======== Source records ========

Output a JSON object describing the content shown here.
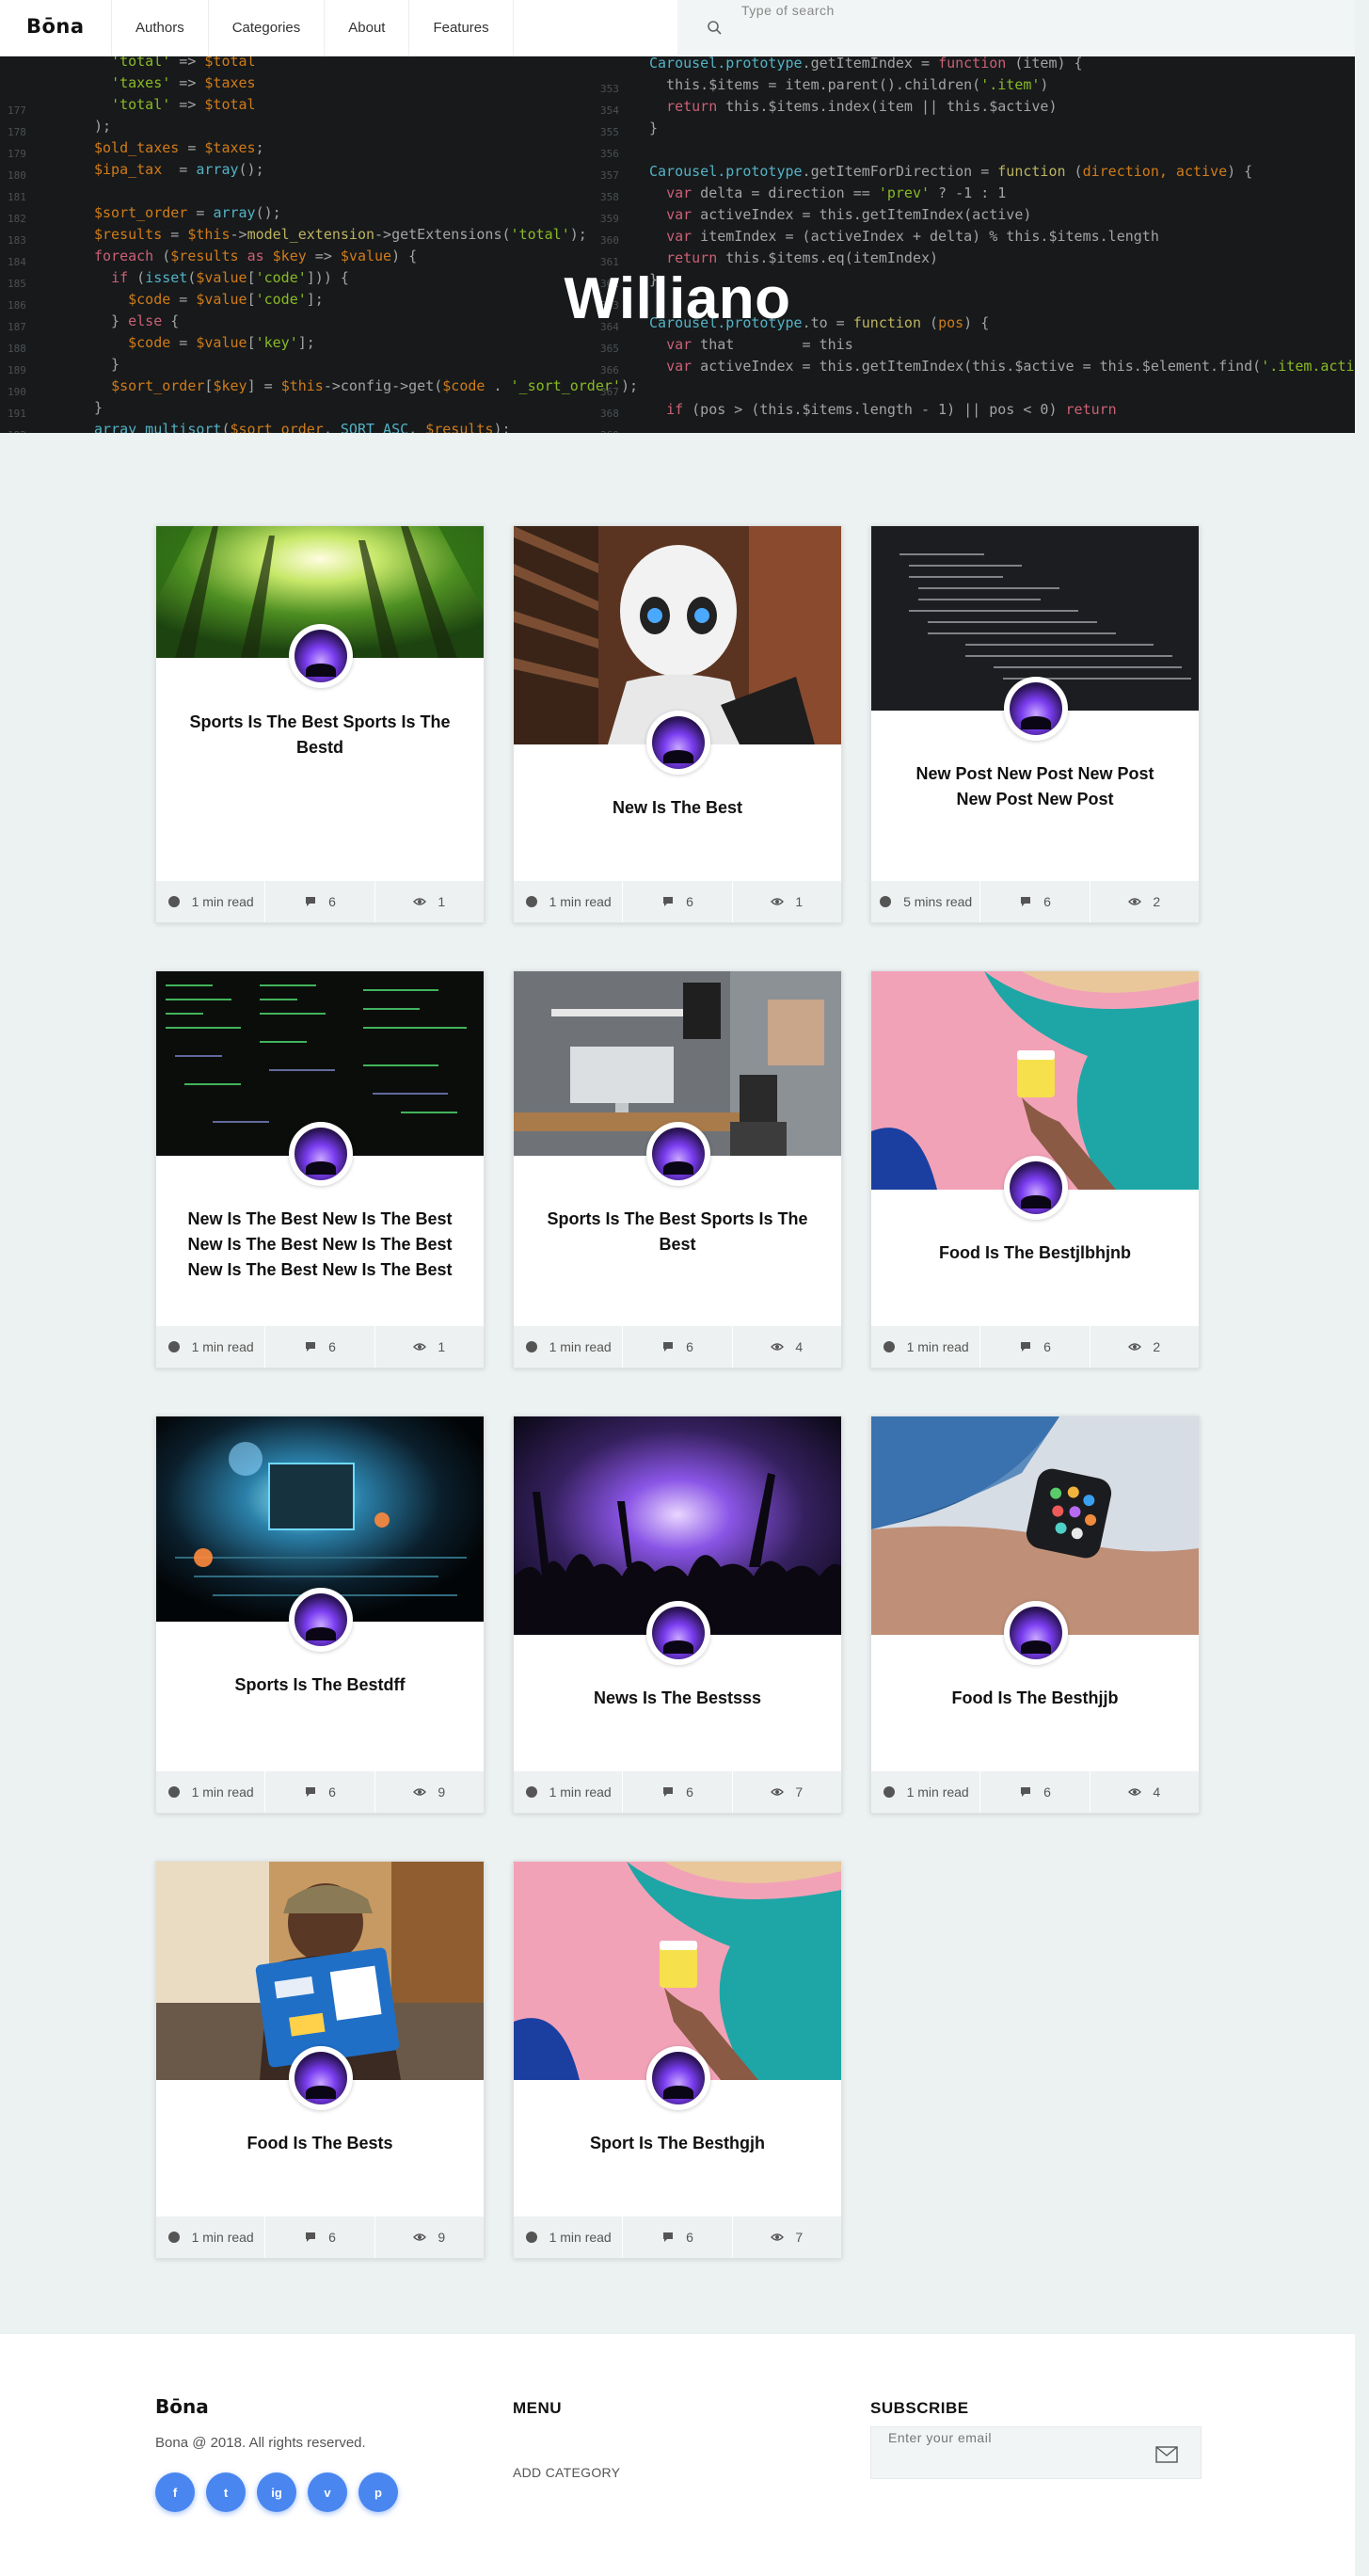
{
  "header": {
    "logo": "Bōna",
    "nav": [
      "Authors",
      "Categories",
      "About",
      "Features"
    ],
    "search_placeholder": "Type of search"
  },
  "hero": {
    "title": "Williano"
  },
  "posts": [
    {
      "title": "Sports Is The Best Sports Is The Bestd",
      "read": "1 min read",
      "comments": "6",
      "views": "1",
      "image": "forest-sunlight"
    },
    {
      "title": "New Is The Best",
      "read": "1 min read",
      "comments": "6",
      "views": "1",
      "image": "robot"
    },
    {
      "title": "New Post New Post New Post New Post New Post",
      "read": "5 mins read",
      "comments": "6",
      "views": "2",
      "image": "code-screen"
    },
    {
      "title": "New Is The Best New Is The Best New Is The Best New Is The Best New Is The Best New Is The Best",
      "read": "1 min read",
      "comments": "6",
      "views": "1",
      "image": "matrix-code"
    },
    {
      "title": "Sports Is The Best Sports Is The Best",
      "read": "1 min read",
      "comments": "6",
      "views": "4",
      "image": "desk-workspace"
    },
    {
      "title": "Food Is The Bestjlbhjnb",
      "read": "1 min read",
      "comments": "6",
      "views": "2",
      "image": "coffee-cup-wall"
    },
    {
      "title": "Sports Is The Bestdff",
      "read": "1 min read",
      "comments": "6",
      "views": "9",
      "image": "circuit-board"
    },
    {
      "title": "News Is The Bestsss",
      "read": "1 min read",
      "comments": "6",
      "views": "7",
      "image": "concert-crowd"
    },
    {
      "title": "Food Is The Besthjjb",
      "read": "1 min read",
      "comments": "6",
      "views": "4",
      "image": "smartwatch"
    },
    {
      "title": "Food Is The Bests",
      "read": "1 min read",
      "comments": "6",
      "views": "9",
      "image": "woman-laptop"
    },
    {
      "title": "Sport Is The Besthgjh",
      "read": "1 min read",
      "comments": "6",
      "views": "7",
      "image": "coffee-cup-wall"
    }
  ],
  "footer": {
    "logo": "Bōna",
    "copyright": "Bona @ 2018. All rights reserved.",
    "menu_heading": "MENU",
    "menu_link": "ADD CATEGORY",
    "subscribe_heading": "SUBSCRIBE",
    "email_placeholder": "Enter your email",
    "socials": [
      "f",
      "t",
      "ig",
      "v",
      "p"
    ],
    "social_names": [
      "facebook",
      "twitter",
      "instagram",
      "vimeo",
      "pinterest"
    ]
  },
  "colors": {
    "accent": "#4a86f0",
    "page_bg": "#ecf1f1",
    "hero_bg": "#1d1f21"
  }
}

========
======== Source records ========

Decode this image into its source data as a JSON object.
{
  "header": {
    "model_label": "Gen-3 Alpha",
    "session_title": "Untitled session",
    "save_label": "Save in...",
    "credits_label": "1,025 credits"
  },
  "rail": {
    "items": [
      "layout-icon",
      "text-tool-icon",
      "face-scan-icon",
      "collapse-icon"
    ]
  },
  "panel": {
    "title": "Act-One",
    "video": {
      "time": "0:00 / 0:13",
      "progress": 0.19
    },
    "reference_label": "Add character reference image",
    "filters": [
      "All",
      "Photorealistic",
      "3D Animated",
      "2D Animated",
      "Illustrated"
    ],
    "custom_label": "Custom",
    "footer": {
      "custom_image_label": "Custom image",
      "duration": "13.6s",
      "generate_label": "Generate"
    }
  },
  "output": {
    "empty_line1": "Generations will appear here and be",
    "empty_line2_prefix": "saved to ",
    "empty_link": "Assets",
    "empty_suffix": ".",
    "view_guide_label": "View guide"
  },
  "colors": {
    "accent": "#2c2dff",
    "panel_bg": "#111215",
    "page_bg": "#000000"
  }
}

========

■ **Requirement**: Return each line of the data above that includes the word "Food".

■ **Exercise solution**:
      "title": "Food Is The Bestjlbhjnb",
      "title": "Food Is The Besthjjb",
      "title": "Food Is The Bests",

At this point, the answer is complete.